Israel did not immediately respond to Abbas’s announcement on Friday night.

Four Palestinians have been killed in clashes with Israeli forces since Friday over the Temple Mount metal detectors, and another was killed Saturday when a petrol bomb he was planning to throw at Israeli security forces exploded prematurely.

The sharp escalation in violence came a week after the two Israeli Border Police officers were killed by Arab Israeli terrorists at the Temple Mount. In the wake of the attack, Israel closed the site for 48 hours as it searched for more weapons, and then installed metal detector gates at entrances to the compound.
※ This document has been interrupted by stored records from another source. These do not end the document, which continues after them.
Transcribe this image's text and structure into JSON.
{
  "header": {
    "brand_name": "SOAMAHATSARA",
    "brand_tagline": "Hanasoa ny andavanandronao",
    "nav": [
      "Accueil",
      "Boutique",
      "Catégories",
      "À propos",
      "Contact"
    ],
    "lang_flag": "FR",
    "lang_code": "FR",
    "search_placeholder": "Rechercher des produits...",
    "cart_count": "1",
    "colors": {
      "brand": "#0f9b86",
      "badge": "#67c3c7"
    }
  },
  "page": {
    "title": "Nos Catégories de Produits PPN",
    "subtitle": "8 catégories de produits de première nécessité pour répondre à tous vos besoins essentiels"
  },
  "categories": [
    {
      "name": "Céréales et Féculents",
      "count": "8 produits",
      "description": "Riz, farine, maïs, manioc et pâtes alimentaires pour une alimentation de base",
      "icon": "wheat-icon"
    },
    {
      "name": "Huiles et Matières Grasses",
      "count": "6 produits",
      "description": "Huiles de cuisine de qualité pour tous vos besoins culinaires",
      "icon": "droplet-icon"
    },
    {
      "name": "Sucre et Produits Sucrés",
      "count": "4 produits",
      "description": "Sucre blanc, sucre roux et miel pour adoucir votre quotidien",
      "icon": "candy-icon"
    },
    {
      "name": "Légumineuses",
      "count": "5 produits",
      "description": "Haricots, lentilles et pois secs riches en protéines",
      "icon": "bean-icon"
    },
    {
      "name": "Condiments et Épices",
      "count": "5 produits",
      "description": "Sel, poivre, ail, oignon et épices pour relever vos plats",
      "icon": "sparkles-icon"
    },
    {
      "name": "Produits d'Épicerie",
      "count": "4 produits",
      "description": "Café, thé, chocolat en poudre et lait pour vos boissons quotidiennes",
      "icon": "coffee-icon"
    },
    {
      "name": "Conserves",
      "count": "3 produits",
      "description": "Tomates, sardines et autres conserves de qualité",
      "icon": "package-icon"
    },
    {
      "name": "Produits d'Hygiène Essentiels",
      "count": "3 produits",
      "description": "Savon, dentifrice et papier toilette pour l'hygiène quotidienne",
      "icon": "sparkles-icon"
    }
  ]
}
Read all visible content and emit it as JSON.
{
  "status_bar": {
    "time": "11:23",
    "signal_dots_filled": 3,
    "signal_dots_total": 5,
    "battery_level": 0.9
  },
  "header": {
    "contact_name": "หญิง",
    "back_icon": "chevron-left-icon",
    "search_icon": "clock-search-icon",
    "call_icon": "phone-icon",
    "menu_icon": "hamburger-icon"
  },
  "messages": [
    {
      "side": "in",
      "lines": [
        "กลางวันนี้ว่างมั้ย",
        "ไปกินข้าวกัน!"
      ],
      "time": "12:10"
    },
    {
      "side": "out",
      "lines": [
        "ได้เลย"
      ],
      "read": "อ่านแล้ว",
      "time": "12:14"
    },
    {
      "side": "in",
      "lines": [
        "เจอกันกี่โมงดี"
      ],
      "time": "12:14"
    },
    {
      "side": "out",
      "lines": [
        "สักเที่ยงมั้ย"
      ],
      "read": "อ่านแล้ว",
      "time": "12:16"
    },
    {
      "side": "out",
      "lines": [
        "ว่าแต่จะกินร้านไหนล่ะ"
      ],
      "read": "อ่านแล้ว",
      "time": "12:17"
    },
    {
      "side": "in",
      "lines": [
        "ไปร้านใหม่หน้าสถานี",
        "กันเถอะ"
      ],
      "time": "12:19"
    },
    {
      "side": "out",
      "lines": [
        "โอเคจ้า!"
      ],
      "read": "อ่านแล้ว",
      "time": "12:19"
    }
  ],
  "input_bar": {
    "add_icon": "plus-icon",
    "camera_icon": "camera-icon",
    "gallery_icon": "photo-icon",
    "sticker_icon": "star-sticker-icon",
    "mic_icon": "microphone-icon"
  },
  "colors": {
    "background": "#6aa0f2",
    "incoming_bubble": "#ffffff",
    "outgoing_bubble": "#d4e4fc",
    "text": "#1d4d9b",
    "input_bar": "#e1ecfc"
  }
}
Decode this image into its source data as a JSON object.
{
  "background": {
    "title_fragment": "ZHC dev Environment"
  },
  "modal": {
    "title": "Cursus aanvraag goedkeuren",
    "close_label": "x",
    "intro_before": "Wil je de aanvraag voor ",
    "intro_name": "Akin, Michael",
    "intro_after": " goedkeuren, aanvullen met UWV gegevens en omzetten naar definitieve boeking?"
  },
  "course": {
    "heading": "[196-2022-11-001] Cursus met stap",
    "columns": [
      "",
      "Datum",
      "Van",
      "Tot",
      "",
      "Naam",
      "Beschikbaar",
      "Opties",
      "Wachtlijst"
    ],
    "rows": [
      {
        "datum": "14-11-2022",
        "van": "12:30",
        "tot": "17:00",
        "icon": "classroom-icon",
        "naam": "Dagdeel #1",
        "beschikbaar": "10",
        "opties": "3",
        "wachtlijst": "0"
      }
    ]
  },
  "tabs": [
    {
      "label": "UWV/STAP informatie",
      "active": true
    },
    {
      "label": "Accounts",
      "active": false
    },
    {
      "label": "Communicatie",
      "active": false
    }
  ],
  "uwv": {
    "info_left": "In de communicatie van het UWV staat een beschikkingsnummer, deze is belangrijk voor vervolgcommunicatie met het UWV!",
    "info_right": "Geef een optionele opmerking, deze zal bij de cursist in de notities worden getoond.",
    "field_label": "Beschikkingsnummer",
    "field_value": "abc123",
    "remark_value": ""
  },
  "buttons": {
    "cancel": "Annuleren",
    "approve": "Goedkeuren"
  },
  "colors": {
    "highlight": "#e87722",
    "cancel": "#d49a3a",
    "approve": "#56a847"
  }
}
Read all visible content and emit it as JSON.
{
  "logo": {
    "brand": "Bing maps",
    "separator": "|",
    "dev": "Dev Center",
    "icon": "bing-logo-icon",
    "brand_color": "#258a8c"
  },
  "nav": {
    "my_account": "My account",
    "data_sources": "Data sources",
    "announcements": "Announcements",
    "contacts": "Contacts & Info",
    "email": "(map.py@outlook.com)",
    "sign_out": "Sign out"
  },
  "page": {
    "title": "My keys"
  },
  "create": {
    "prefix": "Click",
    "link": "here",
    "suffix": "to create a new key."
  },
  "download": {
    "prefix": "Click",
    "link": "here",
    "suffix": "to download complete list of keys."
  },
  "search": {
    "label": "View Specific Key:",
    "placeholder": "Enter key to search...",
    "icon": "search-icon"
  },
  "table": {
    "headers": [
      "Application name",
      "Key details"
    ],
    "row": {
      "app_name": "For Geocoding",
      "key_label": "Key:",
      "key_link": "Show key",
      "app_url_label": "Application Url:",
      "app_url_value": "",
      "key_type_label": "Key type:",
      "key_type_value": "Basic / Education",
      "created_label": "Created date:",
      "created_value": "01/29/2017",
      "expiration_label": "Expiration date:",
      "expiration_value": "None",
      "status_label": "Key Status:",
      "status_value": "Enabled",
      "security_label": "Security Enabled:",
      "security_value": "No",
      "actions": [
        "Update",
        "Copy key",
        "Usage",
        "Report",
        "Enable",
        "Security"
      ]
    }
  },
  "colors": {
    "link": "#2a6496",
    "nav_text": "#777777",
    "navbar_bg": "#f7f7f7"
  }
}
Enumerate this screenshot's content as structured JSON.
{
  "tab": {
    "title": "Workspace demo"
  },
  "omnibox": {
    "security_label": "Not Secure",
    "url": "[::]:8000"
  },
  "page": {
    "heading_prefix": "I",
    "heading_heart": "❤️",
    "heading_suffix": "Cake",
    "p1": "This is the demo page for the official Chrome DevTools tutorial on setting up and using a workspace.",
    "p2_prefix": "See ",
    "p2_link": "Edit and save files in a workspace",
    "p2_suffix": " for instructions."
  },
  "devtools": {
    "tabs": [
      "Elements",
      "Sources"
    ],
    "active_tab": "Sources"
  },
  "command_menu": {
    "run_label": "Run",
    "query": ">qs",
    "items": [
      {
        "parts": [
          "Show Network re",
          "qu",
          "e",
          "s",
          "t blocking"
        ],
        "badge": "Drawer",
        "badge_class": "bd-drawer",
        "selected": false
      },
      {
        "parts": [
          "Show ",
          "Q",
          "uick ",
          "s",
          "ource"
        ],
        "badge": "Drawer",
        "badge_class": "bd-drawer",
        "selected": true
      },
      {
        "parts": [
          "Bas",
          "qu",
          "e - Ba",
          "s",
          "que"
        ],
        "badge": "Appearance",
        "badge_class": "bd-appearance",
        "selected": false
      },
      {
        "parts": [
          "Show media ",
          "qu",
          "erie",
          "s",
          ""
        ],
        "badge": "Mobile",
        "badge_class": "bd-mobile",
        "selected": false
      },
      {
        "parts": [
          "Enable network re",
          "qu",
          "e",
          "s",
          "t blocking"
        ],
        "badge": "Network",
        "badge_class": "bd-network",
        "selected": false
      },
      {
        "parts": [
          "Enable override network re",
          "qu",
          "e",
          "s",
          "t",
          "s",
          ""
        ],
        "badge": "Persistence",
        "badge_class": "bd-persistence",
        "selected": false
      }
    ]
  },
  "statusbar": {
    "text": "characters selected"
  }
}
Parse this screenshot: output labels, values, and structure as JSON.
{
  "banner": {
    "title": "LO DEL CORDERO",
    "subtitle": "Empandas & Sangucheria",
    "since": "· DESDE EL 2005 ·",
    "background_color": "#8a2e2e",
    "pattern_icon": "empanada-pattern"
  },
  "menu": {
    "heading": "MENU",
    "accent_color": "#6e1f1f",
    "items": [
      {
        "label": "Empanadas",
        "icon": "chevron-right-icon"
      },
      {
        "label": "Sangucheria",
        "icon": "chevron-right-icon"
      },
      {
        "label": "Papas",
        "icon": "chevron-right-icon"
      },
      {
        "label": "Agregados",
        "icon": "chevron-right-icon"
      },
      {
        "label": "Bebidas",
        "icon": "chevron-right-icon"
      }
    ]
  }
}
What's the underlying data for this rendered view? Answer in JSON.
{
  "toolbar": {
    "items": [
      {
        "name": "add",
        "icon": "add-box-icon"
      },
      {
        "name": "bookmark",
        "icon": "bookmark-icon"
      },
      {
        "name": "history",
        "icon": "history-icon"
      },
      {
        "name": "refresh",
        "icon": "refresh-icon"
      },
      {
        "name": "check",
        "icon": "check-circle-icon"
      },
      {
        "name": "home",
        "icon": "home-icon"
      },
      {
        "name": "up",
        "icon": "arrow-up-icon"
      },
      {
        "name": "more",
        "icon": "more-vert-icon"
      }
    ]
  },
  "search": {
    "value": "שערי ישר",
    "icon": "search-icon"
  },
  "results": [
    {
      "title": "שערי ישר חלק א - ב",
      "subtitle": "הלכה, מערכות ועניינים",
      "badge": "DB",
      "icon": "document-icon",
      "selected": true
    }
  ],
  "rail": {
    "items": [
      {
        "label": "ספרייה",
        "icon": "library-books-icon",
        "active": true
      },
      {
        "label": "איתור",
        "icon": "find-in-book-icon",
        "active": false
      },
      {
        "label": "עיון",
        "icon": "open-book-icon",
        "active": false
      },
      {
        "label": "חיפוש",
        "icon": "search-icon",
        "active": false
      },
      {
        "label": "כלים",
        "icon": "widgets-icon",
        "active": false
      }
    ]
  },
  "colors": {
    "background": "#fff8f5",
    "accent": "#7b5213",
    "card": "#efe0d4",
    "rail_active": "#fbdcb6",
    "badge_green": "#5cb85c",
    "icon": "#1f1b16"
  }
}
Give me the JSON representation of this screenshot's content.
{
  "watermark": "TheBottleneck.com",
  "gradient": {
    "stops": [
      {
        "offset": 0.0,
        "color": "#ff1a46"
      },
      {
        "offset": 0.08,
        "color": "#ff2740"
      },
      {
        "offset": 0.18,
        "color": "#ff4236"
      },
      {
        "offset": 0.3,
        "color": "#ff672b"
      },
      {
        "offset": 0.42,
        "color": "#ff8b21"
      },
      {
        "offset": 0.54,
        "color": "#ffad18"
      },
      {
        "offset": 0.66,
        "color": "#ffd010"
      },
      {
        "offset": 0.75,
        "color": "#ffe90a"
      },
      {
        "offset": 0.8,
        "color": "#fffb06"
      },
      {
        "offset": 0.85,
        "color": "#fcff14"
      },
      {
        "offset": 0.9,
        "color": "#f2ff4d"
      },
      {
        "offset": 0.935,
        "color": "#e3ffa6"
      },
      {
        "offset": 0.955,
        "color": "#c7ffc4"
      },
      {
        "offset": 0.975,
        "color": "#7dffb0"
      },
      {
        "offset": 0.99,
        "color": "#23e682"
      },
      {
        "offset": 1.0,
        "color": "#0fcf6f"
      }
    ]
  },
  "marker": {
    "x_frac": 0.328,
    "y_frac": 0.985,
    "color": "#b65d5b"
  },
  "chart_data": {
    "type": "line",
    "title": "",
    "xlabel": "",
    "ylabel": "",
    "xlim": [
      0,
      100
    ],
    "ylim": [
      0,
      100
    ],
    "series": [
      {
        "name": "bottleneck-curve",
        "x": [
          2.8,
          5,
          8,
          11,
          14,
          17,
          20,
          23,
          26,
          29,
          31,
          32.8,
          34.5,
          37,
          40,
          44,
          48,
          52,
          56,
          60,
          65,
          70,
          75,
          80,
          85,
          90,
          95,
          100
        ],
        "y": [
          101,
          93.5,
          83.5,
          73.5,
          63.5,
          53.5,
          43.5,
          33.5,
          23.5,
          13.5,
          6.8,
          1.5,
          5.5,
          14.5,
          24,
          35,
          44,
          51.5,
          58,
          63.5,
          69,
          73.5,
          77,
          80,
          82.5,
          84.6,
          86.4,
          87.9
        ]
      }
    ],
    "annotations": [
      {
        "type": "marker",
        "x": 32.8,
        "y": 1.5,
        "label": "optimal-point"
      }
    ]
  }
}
On Friday night, three members of the Salamon family were stabbed to death in the Halamish settlement in the West Bank. The lethal terror attack unfolded when a 19-year-old Palestinian, Omar al-Abed, from a nearby village, burst into their home armed with a large knife and began stabbing the family members, who had gathered to celebrate the birth of a grandson.

Palestinian Muslim faithful pray next to Lions Gate, a main entrance to the Al-Aqsa mosque in the Temple Mount compound in Jerusalem's Old City, on July 20, 2017 (AFP PHOTO / AHMAD GHARABLI)

Palestinian Muslim faithful pray next to Lions Gate, a main entrance to the Al-Aqsa mosque in the Temple Mount compound in Jerusalem’s Old City, on July 20, 2017 (AFP PHOTO / AHMAD GHARABLI)

Muslim leaders say the metal detectors mark a change to the status quo at the site. Israel says the July 14 attack showed an imperative for reinforced security measures.

The Islamic Waqf, Jordanian custodians of the holy site, opposed the presence of the metal detectors and called on Palestinians and Israeli Arabs not to enter the site to pray there.

The Temple Mount is the holiest place for Jews, as the site of the biblical temples. It is the third holiest site in Islam, where it is known as the Al-Aqsa compound or Noble Sanctuary, as the place from which the Prophet Muhammad ascended to heaven.